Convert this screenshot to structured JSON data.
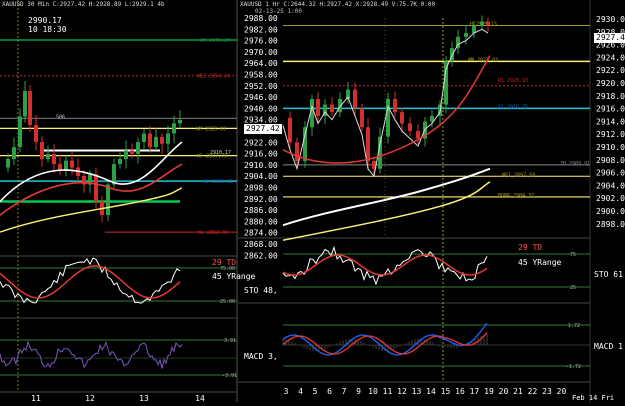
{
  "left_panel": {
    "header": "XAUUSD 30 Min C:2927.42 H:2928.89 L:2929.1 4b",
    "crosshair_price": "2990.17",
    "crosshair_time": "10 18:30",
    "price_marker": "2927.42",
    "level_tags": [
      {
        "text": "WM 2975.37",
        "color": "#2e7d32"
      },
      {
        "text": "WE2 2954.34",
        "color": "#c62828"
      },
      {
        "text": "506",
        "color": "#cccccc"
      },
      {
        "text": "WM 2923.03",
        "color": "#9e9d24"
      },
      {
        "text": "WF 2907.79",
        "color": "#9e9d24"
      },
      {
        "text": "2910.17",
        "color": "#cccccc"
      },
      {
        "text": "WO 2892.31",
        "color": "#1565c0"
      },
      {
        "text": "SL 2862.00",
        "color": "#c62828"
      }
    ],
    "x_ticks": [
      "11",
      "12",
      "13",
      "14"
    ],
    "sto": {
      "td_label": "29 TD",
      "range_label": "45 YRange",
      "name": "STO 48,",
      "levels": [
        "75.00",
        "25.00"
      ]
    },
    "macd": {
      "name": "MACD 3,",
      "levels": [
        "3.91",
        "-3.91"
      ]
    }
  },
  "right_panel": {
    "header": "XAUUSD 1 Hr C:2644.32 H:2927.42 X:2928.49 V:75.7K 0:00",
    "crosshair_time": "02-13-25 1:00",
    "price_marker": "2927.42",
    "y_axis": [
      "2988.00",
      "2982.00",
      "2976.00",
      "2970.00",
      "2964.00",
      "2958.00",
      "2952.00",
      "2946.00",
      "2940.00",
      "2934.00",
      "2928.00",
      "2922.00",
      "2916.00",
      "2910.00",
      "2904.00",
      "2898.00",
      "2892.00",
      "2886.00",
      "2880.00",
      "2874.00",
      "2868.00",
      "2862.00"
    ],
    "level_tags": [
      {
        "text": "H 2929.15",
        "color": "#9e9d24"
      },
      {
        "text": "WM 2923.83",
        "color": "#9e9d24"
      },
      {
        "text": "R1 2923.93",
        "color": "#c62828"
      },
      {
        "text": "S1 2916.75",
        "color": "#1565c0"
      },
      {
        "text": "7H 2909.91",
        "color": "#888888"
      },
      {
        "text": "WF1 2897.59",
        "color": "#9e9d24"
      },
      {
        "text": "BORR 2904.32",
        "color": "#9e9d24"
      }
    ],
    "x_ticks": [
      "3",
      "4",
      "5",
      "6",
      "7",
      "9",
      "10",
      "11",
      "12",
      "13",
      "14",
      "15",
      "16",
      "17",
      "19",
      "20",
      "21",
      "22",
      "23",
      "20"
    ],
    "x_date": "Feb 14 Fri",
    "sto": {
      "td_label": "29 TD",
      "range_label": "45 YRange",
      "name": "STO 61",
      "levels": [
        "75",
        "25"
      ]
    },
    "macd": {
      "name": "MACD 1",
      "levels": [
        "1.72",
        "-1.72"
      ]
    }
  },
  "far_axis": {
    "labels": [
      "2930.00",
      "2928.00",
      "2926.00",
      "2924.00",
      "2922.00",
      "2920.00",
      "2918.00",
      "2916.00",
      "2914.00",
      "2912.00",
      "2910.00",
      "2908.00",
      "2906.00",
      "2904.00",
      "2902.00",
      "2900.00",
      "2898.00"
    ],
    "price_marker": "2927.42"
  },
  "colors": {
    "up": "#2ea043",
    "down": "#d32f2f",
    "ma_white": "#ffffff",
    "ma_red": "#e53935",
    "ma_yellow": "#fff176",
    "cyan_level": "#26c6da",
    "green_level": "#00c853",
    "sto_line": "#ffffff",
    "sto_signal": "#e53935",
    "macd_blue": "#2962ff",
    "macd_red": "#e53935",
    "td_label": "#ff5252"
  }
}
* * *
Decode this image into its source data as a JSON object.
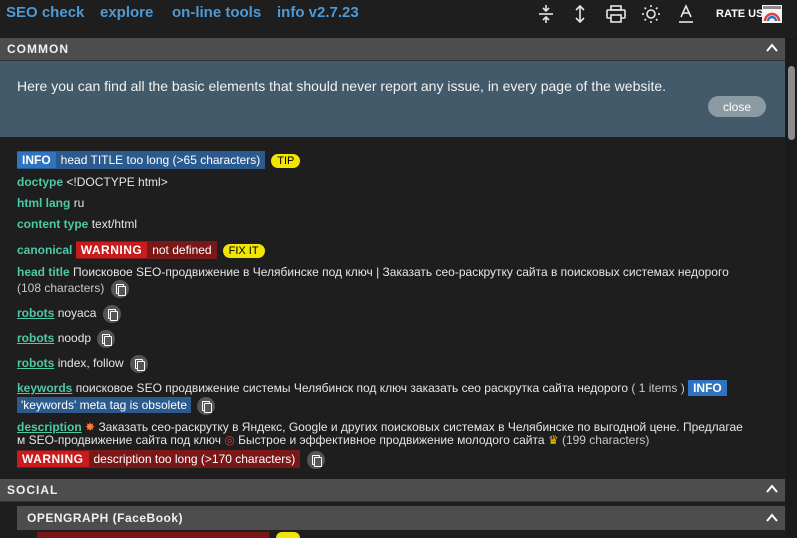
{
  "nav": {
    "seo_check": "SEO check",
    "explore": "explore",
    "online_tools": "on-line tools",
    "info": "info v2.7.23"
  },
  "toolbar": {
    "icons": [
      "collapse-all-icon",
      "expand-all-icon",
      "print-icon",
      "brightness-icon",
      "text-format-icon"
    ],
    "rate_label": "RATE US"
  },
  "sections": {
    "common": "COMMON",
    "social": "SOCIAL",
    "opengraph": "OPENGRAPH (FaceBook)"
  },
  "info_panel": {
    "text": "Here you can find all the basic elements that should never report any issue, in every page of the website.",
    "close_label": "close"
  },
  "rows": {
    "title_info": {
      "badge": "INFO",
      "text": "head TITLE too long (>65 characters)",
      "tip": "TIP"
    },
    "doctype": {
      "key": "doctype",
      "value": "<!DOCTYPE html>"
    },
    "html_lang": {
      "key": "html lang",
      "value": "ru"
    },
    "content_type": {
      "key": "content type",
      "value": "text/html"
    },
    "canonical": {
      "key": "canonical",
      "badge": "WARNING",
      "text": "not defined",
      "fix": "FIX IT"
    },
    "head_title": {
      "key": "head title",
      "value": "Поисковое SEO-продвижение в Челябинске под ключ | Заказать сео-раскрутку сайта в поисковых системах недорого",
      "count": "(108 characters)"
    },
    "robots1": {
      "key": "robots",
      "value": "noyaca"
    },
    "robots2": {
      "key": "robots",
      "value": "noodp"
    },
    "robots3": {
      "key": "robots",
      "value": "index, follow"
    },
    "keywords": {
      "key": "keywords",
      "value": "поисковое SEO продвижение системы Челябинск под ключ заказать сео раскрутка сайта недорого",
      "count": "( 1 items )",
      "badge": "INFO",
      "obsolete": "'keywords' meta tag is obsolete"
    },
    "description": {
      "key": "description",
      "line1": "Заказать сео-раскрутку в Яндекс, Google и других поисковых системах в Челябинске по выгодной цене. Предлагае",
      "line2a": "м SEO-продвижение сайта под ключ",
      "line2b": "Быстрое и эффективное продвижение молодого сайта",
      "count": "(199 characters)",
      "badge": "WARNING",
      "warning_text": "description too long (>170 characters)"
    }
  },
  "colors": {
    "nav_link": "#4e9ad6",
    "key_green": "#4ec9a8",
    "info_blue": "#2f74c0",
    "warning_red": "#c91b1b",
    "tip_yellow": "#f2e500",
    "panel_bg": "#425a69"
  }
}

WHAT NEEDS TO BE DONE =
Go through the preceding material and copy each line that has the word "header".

ANSWER BOX =
    "header": "XAUUSD 30 Min C:2927.42 H:2928.89 L:2929.1 4b",
    "header": "XAUUSD 1 Hr C:2644.32 H:2927.42 X:2928.49 V:75.7K 0:00",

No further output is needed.